Boom for Nordic mining industry
An old base industry has come back to life - the mining industry. If you include Greenland all the four largest Nordic countries have experienced a mining industry renaissance. All the projects together will mean thousands of new jobs. Investments in only six of the largest projects run to 57.5 billon Kronor (€6.3bn) Nordic Labour Journal’s figures show. But can the mining industry attract enough workers? Will colleges and universities have enough time to educate enough engineers and geologist? If young people are to choose the mining industry, environmental issues must also be taken seriously.

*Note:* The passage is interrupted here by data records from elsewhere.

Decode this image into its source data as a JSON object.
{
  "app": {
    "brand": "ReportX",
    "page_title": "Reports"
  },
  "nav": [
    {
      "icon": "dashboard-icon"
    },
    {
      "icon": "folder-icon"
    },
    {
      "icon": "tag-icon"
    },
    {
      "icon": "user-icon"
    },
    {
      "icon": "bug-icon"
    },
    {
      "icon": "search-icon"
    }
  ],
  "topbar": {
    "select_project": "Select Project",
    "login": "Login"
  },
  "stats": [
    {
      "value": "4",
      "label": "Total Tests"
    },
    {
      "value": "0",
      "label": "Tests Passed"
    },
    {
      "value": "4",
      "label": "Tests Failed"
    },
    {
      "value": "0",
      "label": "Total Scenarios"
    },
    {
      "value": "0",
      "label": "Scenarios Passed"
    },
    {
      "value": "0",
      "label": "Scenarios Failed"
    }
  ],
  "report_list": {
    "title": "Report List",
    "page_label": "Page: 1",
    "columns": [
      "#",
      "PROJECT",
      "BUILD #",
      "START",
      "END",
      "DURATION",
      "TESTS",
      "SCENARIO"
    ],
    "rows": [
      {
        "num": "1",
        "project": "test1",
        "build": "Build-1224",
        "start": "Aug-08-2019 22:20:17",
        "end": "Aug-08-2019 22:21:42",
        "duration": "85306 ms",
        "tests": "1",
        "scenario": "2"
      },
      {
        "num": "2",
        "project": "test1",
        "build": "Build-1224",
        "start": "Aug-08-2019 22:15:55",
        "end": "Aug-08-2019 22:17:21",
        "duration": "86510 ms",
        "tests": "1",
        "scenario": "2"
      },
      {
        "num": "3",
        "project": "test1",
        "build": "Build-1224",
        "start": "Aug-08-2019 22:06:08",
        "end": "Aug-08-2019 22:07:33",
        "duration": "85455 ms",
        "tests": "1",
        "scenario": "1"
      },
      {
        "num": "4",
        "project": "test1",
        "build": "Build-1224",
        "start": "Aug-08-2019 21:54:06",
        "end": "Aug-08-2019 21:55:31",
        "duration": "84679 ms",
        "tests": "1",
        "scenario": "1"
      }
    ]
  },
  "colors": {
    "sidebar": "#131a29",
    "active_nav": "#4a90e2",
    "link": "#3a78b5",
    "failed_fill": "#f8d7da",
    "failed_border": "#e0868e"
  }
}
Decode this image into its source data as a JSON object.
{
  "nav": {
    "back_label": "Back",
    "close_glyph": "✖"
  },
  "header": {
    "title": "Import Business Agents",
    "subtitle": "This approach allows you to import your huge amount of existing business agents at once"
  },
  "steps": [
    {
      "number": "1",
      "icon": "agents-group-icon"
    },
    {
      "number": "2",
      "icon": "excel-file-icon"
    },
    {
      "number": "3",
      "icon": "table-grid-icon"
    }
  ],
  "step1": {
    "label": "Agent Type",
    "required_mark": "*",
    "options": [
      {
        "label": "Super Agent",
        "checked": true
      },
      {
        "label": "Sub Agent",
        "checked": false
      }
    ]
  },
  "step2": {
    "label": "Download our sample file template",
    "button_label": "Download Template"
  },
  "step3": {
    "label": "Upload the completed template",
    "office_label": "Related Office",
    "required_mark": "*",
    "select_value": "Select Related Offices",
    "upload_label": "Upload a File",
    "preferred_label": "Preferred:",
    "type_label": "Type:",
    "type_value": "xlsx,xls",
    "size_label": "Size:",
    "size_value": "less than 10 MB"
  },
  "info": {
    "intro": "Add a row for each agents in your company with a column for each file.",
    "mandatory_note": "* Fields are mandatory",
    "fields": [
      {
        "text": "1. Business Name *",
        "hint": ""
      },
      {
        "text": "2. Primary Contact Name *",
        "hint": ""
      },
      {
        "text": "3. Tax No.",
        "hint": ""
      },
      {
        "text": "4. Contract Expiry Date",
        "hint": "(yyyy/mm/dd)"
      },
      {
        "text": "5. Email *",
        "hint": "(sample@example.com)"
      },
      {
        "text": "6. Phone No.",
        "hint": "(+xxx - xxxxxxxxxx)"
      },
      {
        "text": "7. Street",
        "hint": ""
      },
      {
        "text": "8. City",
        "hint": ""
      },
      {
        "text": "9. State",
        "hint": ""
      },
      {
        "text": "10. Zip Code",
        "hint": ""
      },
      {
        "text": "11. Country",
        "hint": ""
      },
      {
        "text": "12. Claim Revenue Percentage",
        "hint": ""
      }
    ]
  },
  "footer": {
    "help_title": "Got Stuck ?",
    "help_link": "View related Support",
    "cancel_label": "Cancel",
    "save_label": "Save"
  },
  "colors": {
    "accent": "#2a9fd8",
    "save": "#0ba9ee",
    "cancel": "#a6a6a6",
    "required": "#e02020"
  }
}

Mining equipment manufacturers have been surfing on a wave of high metal prices. With increasing needs for metals in countries like China, India and Brazil, sales and employment figures keep rising.
Flemming Enequist stands at the stern of a Targa 37 with 600 horsepowers ploughing him through the Godthåp fjord on his way to London Mining’s base camp 150 kilometres north-east of Greenland’s capital Nuuk. He works for the local autority and his job is to tempt young Greenlanders to find work in the mining industry.
Nordic politicians are waking up to the possibilities for the mining industry. On 12 October foreign ministers in the Barents Euro-Arctic Council met in the LKAB mine in Kiruna. Norway’s Jonas Gahr Støre (right below) and Sweden’s Carl Bildt arrived together on the ore train from Narvik.